Exercise objective: Extract the whole listing as it stands. Do not include the pictures.

Provided records:
_ _ _ _ _

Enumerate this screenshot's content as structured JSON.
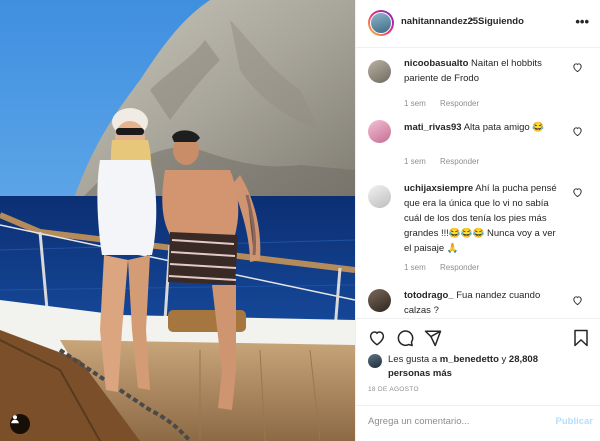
{
  "post": {
    "author": "nahitannandez25",
    "separator": "•",
    "follow_state": "Siguiendo",
    "date": "18 DE AGOSTO"
  },
  "comments": [
    {
      "user": "nicoobasualto",
      "text": "Naitan el hobbits pariente de Frodo",
      "time": "1 sem",
      "reply": "Responder"
    },
    {
      "user": "mati_rivas93",
      "text": "Alta pata amigo 😂",
      "time": "1 sem",
      "reply": "Responder"
    },
    {
      "user": "uchijaxsiempre",
      "text": "Ahí la pucha pensé que era la única que lo vi no sabía cuál de los dos tenía los pies más grandes !!!😂😂😂 Nunca voy a ver el paisaje 🙏",
      "time": "1 sem",
      "reply": "Responder"
    },
    {
      "user": "totodrago_",
      "text": "Fua nandez cuando calzas ?"
    }
  ],
  "likes": {
    "prefix": "Les gusta a",
    "user": "m_benedetto",
    "conj": "y",
    "count": "28,808 personas más"
  },
  "composer": {
    "placeholder": "Agrega un comentario...",
    "publish_label": "Publicar"
  },
  "colors": {
    "link_disabled": "#b2dffc",
    "secondary_text": "#8e8e8e",
    "border": "#efefef"
  }
}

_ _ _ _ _

Expected answer:
Enumerate this screenshot's content as structured JSON.
{
  "post": {
    "author": "nahitannandez25",
    "separator": "•",
    "follow_state": "Siguiendo",
    "date": "18 DE AGOSTO"
  },
  "comments": [
    {
      "user": "nicoobasualto",
      "text": "Naitan el hobbits pariente de Frodo",
      "time": "1 sem",
      "reply": "Responder"
    },
    {
      "user": "mati_rivas93",
      "text": "Alta pata amigo 😂",
      "time": "1 sem",
      "reply": "Responder"
    },
    {
      "user": "uchijaxsiempre",
      "text": "Ahí la pucha pensé que era la única que lo vi no sabía cuál de los dos tenía los pies más grandes !!!😂😂😂 Nunca voy a ver el paisaje 🙏",
      "time": "1 sem",
      "reply": "Responder"
    },
    {
      "user": "totodrago_",
      "text": "Fua nandez cuando calzas ?"
    }
  ],
  "likes": {
    "prefix": "Les gusta a",
    "user": "m_benedetto",
    "conj": "y",
    "count": "28,808 personas más"
  },
  "composer": {
    "placeholder": "Agrega un comentario...",
    "publish_label": "Publicar"
  },
  "colors": {
    "link_disabled": "#b2dffc",
    "secondary_text": "#8e8e8e",
    "border": "#efefef"
  }
}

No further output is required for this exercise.